I owe not only my life but the life of my small daughter to the
blizzard posts. It was Feb. I had been teaching in Idaho and I had to get
home. I was reassured because My husband and my other two children were in
a car ahead of us. We soon became seperated, and unbeknownst to me we were
now ahead of my family. We had to drive across the continental divide
between Evenston Wyo. and Rock Springs. Suffice it to say; Never, Never,
Never drive that stretch of road in the winter. If for some reason you have
to; remember that your life is in your hands and slow down and pray lots.
We came into Rawlins about 9 p.m. It is 135 miles from Casper. It
was cold and spitting snow, nothing to worry about- I knew that road and I
WAS worried.We stopped at a station to get gas and ask about conditions.
Some people that had just came from Casper said the roads were clear and

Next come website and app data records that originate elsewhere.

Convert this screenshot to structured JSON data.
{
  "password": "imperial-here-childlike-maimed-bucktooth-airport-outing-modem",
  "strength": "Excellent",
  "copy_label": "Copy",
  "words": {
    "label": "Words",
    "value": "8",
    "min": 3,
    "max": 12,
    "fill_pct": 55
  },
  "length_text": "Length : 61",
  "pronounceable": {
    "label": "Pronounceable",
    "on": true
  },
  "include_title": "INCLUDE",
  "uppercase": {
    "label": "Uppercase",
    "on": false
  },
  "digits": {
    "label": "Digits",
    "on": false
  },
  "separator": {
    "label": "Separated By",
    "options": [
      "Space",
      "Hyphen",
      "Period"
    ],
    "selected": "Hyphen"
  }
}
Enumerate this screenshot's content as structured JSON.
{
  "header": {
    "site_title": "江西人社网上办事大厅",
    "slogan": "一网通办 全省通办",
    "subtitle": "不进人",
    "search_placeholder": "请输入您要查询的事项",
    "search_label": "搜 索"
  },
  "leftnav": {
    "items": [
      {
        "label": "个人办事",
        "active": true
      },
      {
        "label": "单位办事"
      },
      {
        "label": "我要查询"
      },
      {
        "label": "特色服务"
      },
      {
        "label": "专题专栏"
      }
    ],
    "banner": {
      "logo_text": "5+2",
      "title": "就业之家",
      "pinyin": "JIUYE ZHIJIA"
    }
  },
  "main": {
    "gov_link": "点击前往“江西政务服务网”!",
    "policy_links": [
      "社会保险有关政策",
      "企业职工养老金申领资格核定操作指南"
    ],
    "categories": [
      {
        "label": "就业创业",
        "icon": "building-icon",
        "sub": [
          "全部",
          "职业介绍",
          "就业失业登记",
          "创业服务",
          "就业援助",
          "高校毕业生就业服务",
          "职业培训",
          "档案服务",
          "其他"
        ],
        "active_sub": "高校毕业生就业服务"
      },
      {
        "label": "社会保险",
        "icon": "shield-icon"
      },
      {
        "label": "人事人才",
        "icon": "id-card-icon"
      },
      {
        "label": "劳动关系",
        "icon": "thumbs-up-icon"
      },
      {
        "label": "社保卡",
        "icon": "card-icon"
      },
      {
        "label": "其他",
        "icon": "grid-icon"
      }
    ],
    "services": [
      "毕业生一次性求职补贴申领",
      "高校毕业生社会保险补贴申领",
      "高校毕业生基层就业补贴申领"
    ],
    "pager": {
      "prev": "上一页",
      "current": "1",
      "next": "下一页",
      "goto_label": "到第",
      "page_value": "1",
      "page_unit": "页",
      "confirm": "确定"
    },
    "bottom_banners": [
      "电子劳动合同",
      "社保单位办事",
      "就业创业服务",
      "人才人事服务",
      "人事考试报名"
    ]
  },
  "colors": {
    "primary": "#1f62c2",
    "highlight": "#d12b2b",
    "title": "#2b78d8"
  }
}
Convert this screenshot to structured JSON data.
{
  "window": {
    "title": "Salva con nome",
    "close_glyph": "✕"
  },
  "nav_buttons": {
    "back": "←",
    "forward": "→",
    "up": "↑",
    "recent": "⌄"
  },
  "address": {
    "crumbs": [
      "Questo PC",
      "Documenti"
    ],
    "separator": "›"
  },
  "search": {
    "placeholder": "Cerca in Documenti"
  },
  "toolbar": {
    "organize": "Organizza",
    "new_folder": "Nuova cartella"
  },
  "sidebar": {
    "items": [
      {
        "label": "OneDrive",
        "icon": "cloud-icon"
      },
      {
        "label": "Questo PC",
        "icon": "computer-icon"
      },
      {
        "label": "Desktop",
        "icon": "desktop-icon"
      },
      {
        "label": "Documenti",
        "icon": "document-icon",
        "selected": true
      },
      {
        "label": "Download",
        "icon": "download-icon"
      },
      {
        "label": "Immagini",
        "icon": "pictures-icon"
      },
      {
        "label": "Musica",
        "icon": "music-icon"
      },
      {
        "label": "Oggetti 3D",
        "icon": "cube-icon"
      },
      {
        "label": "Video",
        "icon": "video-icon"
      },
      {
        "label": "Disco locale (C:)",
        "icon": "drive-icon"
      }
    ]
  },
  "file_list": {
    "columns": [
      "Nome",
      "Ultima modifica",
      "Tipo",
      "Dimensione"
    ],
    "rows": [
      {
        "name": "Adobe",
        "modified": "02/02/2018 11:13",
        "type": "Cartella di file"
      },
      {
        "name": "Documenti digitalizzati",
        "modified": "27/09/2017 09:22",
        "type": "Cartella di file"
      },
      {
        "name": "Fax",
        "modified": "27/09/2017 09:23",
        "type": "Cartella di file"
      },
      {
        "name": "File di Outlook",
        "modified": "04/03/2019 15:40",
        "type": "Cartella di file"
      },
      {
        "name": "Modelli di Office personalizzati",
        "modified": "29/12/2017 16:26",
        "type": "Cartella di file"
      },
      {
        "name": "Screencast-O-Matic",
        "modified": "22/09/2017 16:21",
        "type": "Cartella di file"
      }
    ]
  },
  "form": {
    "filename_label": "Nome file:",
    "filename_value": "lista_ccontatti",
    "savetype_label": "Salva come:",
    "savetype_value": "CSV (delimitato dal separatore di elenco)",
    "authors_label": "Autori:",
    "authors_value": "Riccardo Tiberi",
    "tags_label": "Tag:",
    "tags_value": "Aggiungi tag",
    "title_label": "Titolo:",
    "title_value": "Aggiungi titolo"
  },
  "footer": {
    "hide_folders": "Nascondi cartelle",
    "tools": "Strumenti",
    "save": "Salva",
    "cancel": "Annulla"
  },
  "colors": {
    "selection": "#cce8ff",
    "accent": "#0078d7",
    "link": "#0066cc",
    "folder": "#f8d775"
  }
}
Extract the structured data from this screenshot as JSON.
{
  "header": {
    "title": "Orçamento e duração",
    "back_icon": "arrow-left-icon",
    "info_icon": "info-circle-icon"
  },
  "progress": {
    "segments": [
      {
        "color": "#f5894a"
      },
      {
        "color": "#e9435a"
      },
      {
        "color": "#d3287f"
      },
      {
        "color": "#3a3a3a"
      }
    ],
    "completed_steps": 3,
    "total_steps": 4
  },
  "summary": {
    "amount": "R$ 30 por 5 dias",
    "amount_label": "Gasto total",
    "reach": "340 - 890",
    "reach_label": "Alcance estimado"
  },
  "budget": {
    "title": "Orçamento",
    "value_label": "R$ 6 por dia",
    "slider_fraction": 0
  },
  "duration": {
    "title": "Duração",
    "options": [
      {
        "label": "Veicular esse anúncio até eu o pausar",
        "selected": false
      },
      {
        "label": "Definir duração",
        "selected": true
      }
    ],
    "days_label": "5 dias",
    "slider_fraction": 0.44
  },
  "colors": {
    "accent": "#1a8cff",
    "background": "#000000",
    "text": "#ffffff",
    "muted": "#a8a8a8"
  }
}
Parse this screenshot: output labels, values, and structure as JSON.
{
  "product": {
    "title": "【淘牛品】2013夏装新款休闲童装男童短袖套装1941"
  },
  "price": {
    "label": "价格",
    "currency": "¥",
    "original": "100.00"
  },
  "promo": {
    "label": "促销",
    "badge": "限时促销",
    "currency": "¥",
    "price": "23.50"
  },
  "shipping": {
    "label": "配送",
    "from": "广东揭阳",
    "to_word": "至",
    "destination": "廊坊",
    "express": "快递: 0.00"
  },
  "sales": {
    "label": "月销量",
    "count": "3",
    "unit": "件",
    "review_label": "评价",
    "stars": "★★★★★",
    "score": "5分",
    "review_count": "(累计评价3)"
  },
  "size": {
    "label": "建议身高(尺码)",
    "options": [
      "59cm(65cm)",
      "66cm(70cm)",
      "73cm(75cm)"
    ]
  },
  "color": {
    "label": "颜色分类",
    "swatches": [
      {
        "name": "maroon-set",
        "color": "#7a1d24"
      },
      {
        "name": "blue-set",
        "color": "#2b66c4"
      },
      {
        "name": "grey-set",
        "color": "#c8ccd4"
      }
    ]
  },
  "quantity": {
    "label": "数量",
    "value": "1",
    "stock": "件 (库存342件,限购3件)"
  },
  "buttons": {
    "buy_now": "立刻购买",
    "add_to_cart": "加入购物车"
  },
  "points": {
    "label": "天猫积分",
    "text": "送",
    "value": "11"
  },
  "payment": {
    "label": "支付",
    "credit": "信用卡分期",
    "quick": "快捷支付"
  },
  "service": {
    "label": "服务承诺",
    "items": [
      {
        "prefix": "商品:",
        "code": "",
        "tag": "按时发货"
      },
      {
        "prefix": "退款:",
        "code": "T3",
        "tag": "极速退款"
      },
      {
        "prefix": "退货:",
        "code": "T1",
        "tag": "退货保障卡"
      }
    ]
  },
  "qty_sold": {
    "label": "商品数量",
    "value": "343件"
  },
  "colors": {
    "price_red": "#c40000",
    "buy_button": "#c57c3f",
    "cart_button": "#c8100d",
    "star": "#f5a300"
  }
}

there was no snow on the way. Great!
` We got to the city limits of Rawlins. Rawlins was a small town and
that took maybe 5-10 mins. In that time the spitting snow turned to a
raging blizzard. I couldn't see the road, the sides of the road or traffic
in front, beside or back of me. There was no way to turn around so we went
on. I drove for what seemed hours with only the blizzard lights to keep me
on the road. At times I lost site of them and expected to run off the road.
Cuddled close beside me was my small frightened four year old daughter. We
had very little food and no water with us. I wondered what would happen to
her if we were stuck out here for days, as I knew we could be. The snow was
growing deeper and the tires were having touble getting traction. I knew we
could not go much farther. There was no traffic. We seemed to be the only
humans in all this vast land. Hope was dim and my prayers fervent.
Dimly a small opening in the snow. It looked almost like the sun
shining through. Then I saw a yellow light coming toward us.A highway
patrolman pulled up beside me. "There's a snowplow ahead of you. I'll
follow you." He said. We soon
met the snowplow and with it in front, me in the middle, and the patrolman
gear went on about 12 miles to where we came out of the blizzard even more
quickly than we had gone into it. It was the wierdiest thing I have ever
seen. The roads were clear, the moon and stars shining and absolutly no
snow on the shoulders and very little on the plains. We drove the rest of
the way in complete safety and without any other traffic either way. It
took us from 9:30 p.m. until 5a.m. to drive 135 miles.
We had been the last car to go through before the road was blocked, out of
Rawlins and out of Casper. The rest of my family spent a safe and warm night
in a motel in Rawlins.
Two years later I moved to Las Vegas and believe me I love the heat.
They ski on Mt Charlston which is 35 miles out of town. That snow is close
enough for me.